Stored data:
──────

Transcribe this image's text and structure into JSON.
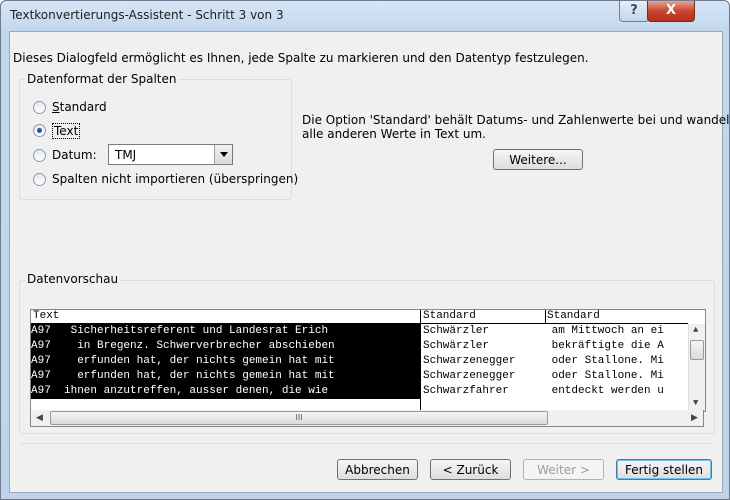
{
  "window": {
    "title": "Textkonvertierungs-Assistent - Schritt 3 von 3"
  },
  "titlebar": {
    "help_glyph": "?",
    "close_glyph": "X"
  },
  "intro": "Dieses Dialogfeld ermöglicht es Ihnen, jede Spalte zu markieren und den Datentyp festzulegen.",
  "format_group": {
    "title": "Datenformat der Spalten",
    "options": [
      {
        "label": "Standard",
        "selected": false
      },
      {
        "label": "Text",
        "selected": true
      },
      {
        "label": "Datum:",
        "selected": false
      },
      {
        "label": "Spalten nicht importieren (überspringen)",
        "selected": false
      }
    ],
    "date_format": "TMJ"
  },
  "info_text": {
    "line1": "Die Option 'Standard' behält Datums- und Zahlenwerte bei und wandelt",
    "line2": "alle anderen Werte in Text um."
  },
  "more_button": "Weitere...",
  "preview": {
    "title": "Datenvorschau",
    "columns": [
      {
        "header": "Text",
        "selected": true,
        "rows": [
          "A97   Sicherheitsreferent und Landesrat Erich",
          "A97    in Bregenz. Schwerverbrecher abschieben",
          "A97    erfunden hat, der nichts gemein hat mit",
          "A97    erfunden hat, der nichts gemein hat mit",
          "A97  ihnen anzutreffen, ausser denen, die wie"
        ]
      },
      {
        "header": "Standard",
        "selected": false,
        "rows": [
          "Schwärzler",
          "Schwärzler",
          "Schwarzenegger",
          "Schwarzenegger",
          "Schwarzfahrer"
        ]
      },
      {
        "header": "Standard",
        "selected": false,
        "rows": [
          " am Mittwoch an ei",
          " bekräftigte die A",
          " oder Stallone. Mi",
          " oder Stallone. Mi",
          " entdeckt werden u"
        ]
      }
    ],
    "hscroll_glyph": "III"
  },
  "buttons": {
    "cancel": "Abbrechen",
    "back": "< Zurück",
    "next": "Weiter >",
    "finish": "Fertig stellen"
  }
}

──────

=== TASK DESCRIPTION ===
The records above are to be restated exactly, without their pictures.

=== EXERCISE RESULT ===
Transcribe this image's text and structure into JSON.
{
  "window": {
    "title": "Textkonvertierungs-Assistent - Schritt 3 von 3"
  },
  "titlebar": {
    "help_glyph": "?",
    "close_glyph": "X"
  },
  "intro": "Dieses Dialogfeld ermöglicht es Ihnen, jede Spalte zu markieren und den Datentyp festzulegen.",
  "format_group": {
    "title": "Datenformat der Spalten",
    "options": [
      {
        "label": "Standard",
        "selected": false
      },
      {
        "label": "Text",
        "selected": true
      },
      {
        "label": "Datum:",
        "selected": false
      },
      {
        "label": "Spalten nicht importieren (überspringen)",
        "selected": false
      }
    ],
    "date_format": "TMJ"
  },
  "info_text": {
    "line1": "Die Option 'Standard' behält Datums- und Zahlenwerte bei und wandelt",
    "line2": "alle anderen Werte in Text um."
  },
  "more_button": "Weitere...",
  "preview": {
    "title": "Datenvorschau",
    "columns": [
      {
        "header": "Text",
        "selected": true,
        "rows": [
          "A97   Sicherheitsreferent und Landesrat Erich",
          "A97    in Bregenz. Schwerverbrecher abschieben",
          "A97    erfunden hat, der nichts gemein hat mit",
          "A97    erfunden hat, der nichts gemein hat mit",
          "A97  ihnen anzutreffen, ausser denen, die wie"
        ]
      },
      {
        "header": "Standard",
        "selected": false,
        "rows": [
          "Schwärzler",
          "Schwärzler",
          "Schwarzenegger",
          "Schwarzenegger",
          "Schwarzfahrer"
        ]
      },
      {
        "header": "Standard",
        "selected": false,
        "rows": [
          " am Mittwoch an ei",
          " bekräftigte die A",
          " oder Stallone. Mi",
          " oder Stallone. Mi",
          " entdeckt werden u"
        ]
      }
    ],
    "hscroll_glyph": "III"
  },
  "buttons": {
    "cancel": "Abbrechen",
    "back": "< Zurück",
    "next": "Weiter >",
    "finish": "Fertig stellen"
  }
}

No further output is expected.